Learn how to acquire one of the greatest keys to professional and personal success—a mentor. It starts with knowing yourself and envisioning what you have to offer before beginning the mentoring relationship.
- I'm very excited to share with you how to connect with a mentor. Why? Because people with mentors reap important career benefits, like pay, promotions, and greater overall career satisfaction. However, I am convinced that knowing how to connect with a mentor can be a life hack for personal success as well. Life continues to hand us new challenges that require us to shift identities and learn new skills.
If you can assemble a new team of mentors when you have to learn something new, you can overcome challenges more easily. For example, a few years ago I faced a critical and unexpected illness. I am absolutely certain that my ability to assemble a team of mentors was instrumental in me being able to quickly accept my new identity as a patient/warrior. My mentors gave me the support and skills I needed to navigate back to health.
If mentoring is so great, how do you get one? Even if you already have a mentor, it is best if you have a network of different types of mentors. In this video, I will take you through four steps to connect with a mentor. First, know and believe in yourself. Before you connect with a mentor, you must know who you are and what you want from a mentor. You also need to know what you offer to a mentor, and believe that you are worthy of having a mentor.
I've provided an Exercise File to help you get clear on what you offer to a mentor. There are 28 different types of benefits that mentors gain from the relationship. Here is a short highlight of items from that list. Expanded network for mentor, appreciation, enthusiasm, friendship, exposure to new ideas. Circle the top three items you believe that you can offer to a mentor.

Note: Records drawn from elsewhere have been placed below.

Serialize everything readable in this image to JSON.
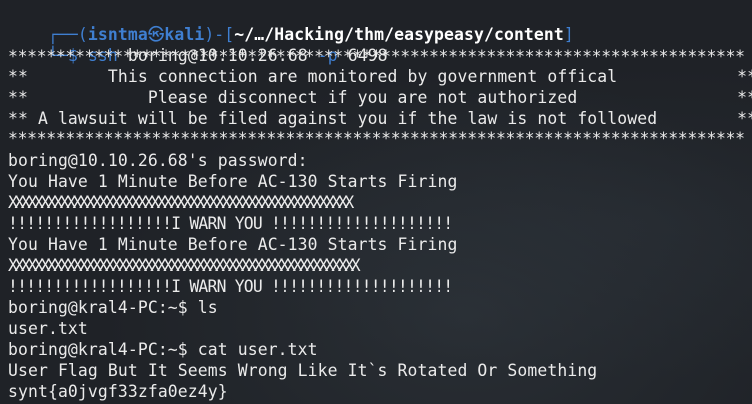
{
  "prompt": {
    "frame_top_left": "┌──(",
    "user": "isntma",
    "skull": "㉿",
    "host": "kali",
    "frame_mid": ")-[",
    "path": "~/…/Hacking/thm/easypeasy/content",
    "frame_close": "]",
    "frame_bottom": "└─",
    "sign": "$",
    "command": "ssh",
    "target": "boring@10.10.26.68",
    "option": "-p",
    "port": "6498"
  },
  "banner": [
    "*****************************************************************************",
    "**        This connection are monitored by government offical            **",
    "**            Please disconnect if you are not authorized                **",
    "** A lawsuit will be filed against you if the law is not followed        **",
    "*****************************************************************************"
  ],
  "output": [
    "boring@10.10.26.68's password:",
    "You Have 1 Minute Before AC-130 Starts Firing",
    "XXXXXXXXXXXXXXXXXXXXXXXXXXXXXXXXXXXXXXXXXXXXXXXXXXXXX",
    "!!!!!!!!!!!!!!!!!!I WARN YOU !!!!!!!!!!!!!!!!!!!!",
    "You Have 1 Minute Before AC-130 Starts Firing",
    "XXXXXXXXXXXXXXXXXXXXXXXXXXXXXXXXXXXXXXXXXXXXXXXXXXXXXX",
    "!!!!!!!!!!!!!!!!!!I WARN YOU !!!!!!!!!!!!!!!!!!!!",
    "boring@kral4-PC:~$ ls",
    "user.txt",
    "boring@kral4-PC:~$ cat user.txt",
    "User Flag But It Seems Wrong Like It`s Rotated Or Something",
    "synt{a0jvgf33zfa0ez4y}"
  ],
  "colors": {
    "background": "#1f2227",
    "prompt_blue": "#3f7fd1",
    "text": "#eaeaea"
  }
}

Believe that you have much to offer, even if it is just your sincere appreciation. Second, reflect on who to reach out to. Think about who you admire that you would like to connect with, or recall to mind your goals and what you want. Don't censor yourself as you reflect. It's true, you may not be able to get the top person at a company right away. However, maybe you can have one meeting with them and they can provide you with an introduction to someone who can become your mentor.
Third, research potential mentors. This is important, because when you contact your potential mentor, you want to show you've done your homework. So don't ask obvious questions like, where did you go to school? Or what is your job title? Instead, go deeper more quickly. Demonstrate your interests by saying something like, "I noticed you did an internship in Malaysia. "What was most challenging about working abroad?" Fourth, connect courageously with mentors.
A courage ritual is anything you do that pumps up your confidence before you do something challenging, like connecting with a mentor. It can be a physical gesture, like power poses, a song, a mantra, a prayer, poetry, or quotes. For example, I had a student who suffered a serious brain injury the summer before college. She recovered and after intensive therapy made it to college a year later than planned.
This is her courage ritual. She looks in the mirror and says, "You are intelligent, driven, beautiful, kind, prepared. "You are destined for success, "no matter what they think of you." So what is your courage ritual? For more information on developing courage rituals, you can visit ellenensher.com. I have placed a few blog posts in the Exercise Files that explain how to do these. Life will always keep handing us growth opportunities.
Assembling a team of mentors can help you navigate through these with greater ease, grace, and success.